"Over the centuries, Georgia has upheld the Constitution and celebrated the principles of freedom upon which our nation was founded," she said. "It is important for citizens to continue to honor patriots of our past, support patriots of the present and inspire patriots of the future."
The tradition of celebrating the signing of the Constitution began in 1955, when the NSDAR petitioned Congress to designate the week of Sept. 17-23 each year as Constitution Week, according to a press release.
Congress adopted the resolution, and President Dwight D. Eisenhower signed Public Law No. 915 on Aug. 2, 1956.
The celebration’s goals are threefold: to encourage the study of the historical events that led to the framing of the Constitution in September 1787; to inform people of the significance of the document, which is the basis of the country’s great heritage and the foundation of the American way of life; and to emphasize U.S. citizens’ responsibility to uphold, protect, defend and preserve the Constitution.
Though the official national observance doesn't start until Monday, the NSDAR's Etowah chapter began preparing for it two weeks ago.
"The Etowah chapter is extremely busy the whole month of September with coordinating activities for Constitution Week," Key said. "The month starts off by decorating all three Bartow County libraries in Constitution Week memorabilia. To make our communities aware, we send Constitution proclamations to all Bartow County mayors and the county commissioner for signatures."
But probably the biggest participants are all the schools in Bartow County and Cartersville, Excel Christian Academy and home-school groups.
"Just [Wednesday], I dressed as Abigail Adams and visited four elementary schools' fourth-graders and one home-school group," Key said.
The chairwoman said she is giving each school Constitution Minutes to read during morning announcements and a Constitution Rock to hide on Constitution Day Monday — the finder of each will win a prize — and is inviting the students to attend the official 1776 Patriots on the Square kickoff Saturday from 11 a.m. to 2 p.m. in Friendship Plaza in downtown Cartersville.

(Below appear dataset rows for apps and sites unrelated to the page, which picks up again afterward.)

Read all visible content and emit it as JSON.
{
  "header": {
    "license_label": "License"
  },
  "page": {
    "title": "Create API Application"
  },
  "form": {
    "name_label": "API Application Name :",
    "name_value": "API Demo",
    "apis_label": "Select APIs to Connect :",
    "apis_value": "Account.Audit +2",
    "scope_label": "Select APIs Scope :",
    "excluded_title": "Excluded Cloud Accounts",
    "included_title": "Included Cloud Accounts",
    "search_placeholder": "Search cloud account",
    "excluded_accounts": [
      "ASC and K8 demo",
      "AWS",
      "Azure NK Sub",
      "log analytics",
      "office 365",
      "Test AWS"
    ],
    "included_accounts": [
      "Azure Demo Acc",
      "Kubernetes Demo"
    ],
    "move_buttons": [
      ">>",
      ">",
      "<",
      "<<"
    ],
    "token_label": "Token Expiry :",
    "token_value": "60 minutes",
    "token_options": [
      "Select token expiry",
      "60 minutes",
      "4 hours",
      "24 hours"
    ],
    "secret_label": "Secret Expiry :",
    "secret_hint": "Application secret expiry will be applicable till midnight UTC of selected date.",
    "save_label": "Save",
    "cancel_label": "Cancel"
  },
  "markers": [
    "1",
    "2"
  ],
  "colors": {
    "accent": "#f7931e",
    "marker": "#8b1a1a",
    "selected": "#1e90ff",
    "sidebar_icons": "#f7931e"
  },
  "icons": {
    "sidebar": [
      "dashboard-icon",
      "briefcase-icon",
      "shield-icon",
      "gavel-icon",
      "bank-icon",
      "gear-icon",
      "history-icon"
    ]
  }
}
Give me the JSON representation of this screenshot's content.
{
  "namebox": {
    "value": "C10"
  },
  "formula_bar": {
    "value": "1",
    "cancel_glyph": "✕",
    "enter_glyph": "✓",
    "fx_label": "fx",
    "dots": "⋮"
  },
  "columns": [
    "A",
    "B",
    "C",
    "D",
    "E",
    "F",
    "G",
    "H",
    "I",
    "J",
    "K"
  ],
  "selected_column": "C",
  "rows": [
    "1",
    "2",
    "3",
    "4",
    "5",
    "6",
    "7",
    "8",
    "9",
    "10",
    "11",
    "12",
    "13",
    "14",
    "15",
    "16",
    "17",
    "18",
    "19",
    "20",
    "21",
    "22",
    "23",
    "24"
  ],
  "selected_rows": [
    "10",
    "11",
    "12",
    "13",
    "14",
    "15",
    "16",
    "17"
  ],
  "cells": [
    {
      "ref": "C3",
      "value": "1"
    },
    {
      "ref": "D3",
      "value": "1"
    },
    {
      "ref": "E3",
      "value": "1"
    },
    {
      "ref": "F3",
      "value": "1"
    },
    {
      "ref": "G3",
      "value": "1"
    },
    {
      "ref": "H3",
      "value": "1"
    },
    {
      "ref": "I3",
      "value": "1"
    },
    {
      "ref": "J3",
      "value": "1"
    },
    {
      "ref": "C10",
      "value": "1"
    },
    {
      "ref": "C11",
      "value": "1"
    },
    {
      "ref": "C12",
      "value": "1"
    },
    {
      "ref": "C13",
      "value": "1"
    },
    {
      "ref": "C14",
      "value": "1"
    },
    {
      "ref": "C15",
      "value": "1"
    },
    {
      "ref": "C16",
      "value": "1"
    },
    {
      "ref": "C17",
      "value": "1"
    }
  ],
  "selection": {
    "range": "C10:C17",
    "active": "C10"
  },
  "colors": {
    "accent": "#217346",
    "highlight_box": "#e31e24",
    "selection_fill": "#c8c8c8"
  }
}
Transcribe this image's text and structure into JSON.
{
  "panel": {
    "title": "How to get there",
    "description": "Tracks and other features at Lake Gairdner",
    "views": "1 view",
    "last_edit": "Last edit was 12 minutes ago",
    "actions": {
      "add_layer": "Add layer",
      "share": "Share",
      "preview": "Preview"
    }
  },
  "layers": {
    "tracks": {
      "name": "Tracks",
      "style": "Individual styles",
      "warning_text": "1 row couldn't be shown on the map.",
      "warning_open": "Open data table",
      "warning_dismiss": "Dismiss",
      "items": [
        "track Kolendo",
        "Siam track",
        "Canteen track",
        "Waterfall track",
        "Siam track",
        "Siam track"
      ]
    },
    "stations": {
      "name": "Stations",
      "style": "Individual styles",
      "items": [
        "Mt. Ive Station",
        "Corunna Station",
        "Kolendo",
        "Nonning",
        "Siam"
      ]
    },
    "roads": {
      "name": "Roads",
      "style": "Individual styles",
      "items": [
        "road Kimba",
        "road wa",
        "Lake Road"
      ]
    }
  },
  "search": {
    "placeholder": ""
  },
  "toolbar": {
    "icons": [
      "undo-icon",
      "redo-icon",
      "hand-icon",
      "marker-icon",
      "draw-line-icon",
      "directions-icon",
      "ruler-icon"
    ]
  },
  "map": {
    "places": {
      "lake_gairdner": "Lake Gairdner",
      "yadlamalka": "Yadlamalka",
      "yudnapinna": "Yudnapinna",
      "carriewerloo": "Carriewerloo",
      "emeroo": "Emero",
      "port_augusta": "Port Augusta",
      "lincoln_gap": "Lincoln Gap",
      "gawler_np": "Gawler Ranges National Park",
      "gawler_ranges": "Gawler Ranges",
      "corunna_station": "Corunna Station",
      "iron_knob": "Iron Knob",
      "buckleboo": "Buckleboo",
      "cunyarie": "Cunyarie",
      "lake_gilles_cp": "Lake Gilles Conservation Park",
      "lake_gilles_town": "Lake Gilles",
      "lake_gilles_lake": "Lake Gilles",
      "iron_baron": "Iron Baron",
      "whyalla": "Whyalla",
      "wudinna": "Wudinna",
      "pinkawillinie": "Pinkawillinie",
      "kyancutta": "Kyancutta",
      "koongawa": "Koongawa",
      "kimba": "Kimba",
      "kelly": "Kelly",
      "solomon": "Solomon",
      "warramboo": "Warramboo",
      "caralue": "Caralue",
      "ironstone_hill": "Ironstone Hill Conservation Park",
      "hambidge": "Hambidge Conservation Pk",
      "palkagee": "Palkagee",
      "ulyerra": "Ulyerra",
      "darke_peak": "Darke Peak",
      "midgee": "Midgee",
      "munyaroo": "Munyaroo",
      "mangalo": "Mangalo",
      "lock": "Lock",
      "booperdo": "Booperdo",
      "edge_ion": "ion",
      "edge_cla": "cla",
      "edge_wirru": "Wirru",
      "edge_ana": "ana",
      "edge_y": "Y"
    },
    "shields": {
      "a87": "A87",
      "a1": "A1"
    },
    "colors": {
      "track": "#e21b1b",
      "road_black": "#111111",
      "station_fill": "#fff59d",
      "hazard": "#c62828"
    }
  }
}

Hosted by the Etowah chapter and the Cartersville Downtown Development Authority, the free event will give the public a chance to learn more about the Revolutionary War era, Key said.
"We have actors in costumes portraying known and unknown patriots," she said, noting some of them will make the school visits with her. "During 1776 Patriots on the Square, I will step into the shoes of the patriot spy Anna Strong. She was part of the Culper Spy Ring. I will demonstrate how she sent messages undetected during the Revolutionary War. Gen. George Washington only knew her as No. 355. It wasn’t until after the war he found out her real name."
Other historical figures who will be portrayed include George and Martha Washington, Benjamin Franklin, Paul Revere, Esther de Berdt Reed, the Rev. John Wesley, Nancy Hart, Margaret Corbin, Button Gwinnett, George Walton, Lyman Hall, Abigail Adams and Gen. Jean-Baptiste Rochambeau.
Key added Bartow was the first county in Georgia to "allow a Constitution Week event in the downtown area, with actors portraying patriots" from 1776.
"We have received nothing but positive responses," she said. "[DDA Manager] Lillie Reed, the city manager [Tamara Brock], Mayor Matt Santini, Commissioner Steve Taylor and the local media have all been supportive. I hope one day to see actors all over Georgia educating the children in a fun, hands-on way about our Constitution and the founding patriots."
She said she is always looking for people "of every ethnic group to portray the many unknown patriots that helped build our nation's foundation."
"Our history is rich in personalities too important to leave unknown," she said. "All our actors are volunteers that may change each year, and I appreciate their time and effort in helping with this event."
The Etowah chapter also is asking all residents and businesses to fly their American flags next week.